Although the REIT IPO sector was negatively affected by the prospect of rising interest rates, the REIT market performed relatively well in 2018, with REITs nonetheless accessing capital markets through both equity and debt offerings and the sector experiencing an increase in private market deals. The range of asset classes upon which legal practices advise is wide, including office, retail, healthcare, data centers and self-storage facilities, as well as apartments and hotels, mixed-use property and student housing. The market’s leading REIT practices field specialists in real estate, capital markets, M&A, funds and governance as well as regulatory, finance and tax law, and typically advise both public and private REITs.

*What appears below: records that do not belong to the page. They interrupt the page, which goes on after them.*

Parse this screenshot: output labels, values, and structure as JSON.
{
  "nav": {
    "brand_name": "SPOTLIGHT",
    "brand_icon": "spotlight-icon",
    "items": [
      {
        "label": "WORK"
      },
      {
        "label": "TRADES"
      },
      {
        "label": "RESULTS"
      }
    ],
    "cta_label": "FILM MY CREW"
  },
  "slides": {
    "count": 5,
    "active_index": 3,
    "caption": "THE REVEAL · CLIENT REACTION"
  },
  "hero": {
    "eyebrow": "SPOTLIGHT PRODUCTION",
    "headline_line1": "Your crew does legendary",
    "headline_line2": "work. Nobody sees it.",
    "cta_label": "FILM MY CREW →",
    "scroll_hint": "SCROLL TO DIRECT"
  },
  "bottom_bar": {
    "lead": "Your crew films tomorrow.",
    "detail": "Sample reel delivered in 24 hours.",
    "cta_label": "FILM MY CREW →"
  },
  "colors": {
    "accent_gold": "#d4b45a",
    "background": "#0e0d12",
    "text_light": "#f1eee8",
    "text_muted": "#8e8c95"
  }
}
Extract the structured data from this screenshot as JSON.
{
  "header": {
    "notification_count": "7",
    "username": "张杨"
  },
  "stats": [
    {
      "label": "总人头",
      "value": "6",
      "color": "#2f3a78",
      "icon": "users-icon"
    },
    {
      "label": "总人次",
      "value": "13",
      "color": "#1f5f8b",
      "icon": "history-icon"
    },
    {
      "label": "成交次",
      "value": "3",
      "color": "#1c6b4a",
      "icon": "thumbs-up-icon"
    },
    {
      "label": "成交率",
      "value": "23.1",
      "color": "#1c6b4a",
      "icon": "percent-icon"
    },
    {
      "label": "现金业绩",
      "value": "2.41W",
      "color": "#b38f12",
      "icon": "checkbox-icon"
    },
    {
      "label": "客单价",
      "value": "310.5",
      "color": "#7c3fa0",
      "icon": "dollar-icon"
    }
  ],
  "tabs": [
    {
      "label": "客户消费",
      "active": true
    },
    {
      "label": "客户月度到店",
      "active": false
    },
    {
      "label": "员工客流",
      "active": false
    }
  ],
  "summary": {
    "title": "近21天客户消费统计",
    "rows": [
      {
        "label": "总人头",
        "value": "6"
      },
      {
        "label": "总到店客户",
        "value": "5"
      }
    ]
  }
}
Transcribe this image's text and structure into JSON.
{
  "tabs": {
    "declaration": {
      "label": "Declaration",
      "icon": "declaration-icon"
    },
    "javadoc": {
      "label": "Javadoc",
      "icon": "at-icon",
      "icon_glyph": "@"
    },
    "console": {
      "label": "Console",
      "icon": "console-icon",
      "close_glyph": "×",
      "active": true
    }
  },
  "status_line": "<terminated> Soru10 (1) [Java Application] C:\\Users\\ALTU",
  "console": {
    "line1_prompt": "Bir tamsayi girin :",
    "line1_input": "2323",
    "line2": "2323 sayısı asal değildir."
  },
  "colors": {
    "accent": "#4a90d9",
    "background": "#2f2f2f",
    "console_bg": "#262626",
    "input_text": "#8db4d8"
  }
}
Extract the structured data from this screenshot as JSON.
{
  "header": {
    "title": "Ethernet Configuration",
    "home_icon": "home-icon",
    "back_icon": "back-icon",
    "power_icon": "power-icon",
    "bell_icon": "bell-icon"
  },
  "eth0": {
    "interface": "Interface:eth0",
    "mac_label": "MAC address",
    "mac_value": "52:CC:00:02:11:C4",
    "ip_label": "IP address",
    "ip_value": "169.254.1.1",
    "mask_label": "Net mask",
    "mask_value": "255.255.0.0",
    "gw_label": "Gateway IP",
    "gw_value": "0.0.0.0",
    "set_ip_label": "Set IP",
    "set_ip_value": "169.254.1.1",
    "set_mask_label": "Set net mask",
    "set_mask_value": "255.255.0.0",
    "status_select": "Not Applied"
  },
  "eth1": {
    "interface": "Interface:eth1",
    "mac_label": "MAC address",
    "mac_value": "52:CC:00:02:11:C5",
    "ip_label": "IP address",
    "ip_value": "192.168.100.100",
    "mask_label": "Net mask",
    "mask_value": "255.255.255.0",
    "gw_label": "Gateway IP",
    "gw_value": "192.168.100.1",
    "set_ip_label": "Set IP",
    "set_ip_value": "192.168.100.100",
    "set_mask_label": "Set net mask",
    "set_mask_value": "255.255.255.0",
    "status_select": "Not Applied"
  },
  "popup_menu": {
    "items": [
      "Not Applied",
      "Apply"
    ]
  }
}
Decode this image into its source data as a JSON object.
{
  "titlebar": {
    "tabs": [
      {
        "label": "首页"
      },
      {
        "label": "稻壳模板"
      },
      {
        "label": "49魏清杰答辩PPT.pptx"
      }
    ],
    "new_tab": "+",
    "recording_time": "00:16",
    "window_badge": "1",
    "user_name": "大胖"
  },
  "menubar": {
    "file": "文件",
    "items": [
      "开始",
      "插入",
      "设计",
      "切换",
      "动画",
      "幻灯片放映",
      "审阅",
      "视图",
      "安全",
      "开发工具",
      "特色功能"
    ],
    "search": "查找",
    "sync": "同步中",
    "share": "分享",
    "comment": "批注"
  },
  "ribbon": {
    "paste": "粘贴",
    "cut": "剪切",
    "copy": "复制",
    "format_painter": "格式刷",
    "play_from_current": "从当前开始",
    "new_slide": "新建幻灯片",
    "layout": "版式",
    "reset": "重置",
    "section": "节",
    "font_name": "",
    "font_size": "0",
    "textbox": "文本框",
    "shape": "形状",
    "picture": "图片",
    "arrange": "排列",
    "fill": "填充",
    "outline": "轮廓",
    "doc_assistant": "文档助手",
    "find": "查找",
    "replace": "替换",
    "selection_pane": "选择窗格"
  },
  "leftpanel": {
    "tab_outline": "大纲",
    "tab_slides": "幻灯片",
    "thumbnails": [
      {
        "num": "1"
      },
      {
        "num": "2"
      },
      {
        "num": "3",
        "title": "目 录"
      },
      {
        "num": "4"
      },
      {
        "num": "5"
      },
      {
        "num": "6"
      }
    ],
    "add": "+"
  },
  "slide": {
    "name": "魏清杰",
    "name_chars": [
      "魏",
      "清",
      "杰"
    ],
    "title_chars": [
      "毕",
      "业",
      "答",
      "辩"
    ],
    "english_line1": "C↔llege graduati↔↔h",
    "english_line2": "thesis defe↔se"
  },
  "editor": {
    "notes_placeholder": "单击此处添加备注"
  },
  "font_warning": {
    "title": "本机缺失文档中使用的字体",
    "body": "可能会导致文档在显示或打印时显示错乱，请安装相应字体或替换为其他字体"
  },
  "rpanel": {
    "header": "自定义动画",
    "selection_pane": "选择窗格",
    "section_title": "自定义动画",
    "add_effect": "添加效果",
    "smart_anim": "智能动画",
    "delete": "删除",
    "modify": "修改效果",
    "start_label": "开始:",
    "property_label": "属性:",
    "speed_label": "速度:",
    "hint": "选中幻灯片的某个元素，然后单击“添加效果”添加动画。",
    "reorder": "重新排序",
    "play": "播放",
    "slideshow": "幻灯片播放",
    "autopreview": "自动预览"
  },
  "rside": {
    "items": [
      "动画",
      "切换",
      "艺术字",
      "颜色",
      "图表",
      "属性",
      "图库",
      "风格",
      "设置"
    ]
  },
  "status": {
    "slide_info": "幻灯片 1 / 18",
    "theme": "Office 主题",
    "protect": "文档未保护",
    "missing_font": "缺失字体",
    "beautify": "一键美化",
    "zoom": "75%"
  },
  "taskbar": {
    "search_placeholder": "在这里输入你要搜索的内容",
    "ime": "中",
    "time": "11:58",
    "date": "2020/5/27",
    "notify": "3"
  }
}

The construction sector has fared better than ever before with activity at an all-time high. Residential properties, most notably high-end condominiums, are being built at a rapid rate, matching the pace set by energy projects, despite falls in the price of oil and gas. In addition, the ageing of the ‘baby-boomer’ generation has galvanized the construction of healthcare infrastructure, with privately-funded facilities proving a good investment. Although President Trump’s ‘Trillion-Dollar Infrastructure Plan’ is still met with some skepticism, the civil infrastructure deficit across the US has started to be addressed, with a large number of bridge, tunnel and roadway projects now underway. Indeed, the biggest problem facing the construction sector is a widely publicized labor shortage. With the awarding of both the 2026 FIFA World Cup and the 2028 Olympics to the US, stadium projects have been a dominant feature in the construction sector, although the Hudson Yards development remains the largest ongoing construction project. Accompanying the increase in construction developments is a large number of high-profile disputes, with massive projects involving multiple parties hitting the headlines. The Millennium Tower, in San Francisco, is one such project, while the Mercedes Benz stadium in Atlanta, recent host of the Superbowl, continues to be the focus of intense arbitration. In terms of delivery methods, P3 has been seen in some areas, although arguably it is not as prevalent as many initially predicted. There has been an uptake in publicly-led work, however many concede that private development is still the principle root for many projects.